**Work required:** Report all lines below with the word "description".

(Data about app and page elements)
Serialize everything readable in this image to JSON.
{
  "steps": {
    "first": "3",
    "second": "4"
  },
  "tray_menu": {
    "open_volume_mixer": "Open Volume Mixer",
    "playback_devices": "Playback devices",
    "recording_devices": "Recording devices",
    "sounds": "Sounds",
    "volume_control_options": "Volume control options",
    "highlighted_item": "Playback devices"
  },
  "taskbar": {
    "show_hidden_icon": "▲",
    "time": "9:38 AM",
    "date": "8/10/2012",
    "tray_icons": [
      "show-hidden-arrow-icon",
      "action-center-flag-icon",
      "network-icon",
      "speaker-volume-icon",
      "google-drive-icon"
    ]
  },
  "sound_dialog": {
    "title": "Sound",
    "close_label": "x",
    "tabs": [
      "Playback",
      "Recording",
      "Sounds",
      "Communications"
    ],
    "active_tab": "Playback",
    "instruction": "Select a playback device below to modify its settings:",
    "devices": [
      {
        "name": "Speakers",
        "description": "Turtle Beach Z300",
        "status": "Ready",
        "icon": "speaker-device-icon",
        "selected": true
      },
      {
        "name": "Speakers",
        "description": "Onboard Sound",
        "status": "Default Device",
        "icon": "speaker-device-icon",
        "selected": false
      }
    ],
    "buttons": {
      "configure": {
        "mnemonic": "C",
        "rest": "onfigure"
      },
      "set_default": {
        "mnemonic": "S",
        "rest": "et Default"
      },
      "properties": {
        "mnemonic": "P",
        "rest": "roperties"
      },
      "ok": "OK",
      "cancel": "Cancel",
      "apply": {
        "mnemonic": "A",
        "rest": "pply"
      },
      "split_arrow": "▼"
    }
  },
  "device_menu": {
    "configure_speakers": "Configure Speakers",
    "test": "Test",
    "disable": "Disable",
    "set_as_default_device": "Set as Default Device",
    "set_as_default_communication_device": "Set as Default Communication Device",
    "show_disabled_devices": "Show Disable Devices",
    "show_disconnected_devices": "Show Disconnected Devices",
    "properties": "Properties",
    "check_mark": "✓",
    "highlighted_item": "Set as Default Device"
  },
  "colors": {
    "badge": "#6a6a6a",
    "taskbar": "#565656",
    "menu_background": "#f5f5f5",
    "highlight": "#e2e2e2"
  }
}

**Answer for this exercise:**
        "description": "Turtle Beach Z300",
        "description": "Onboard Sound",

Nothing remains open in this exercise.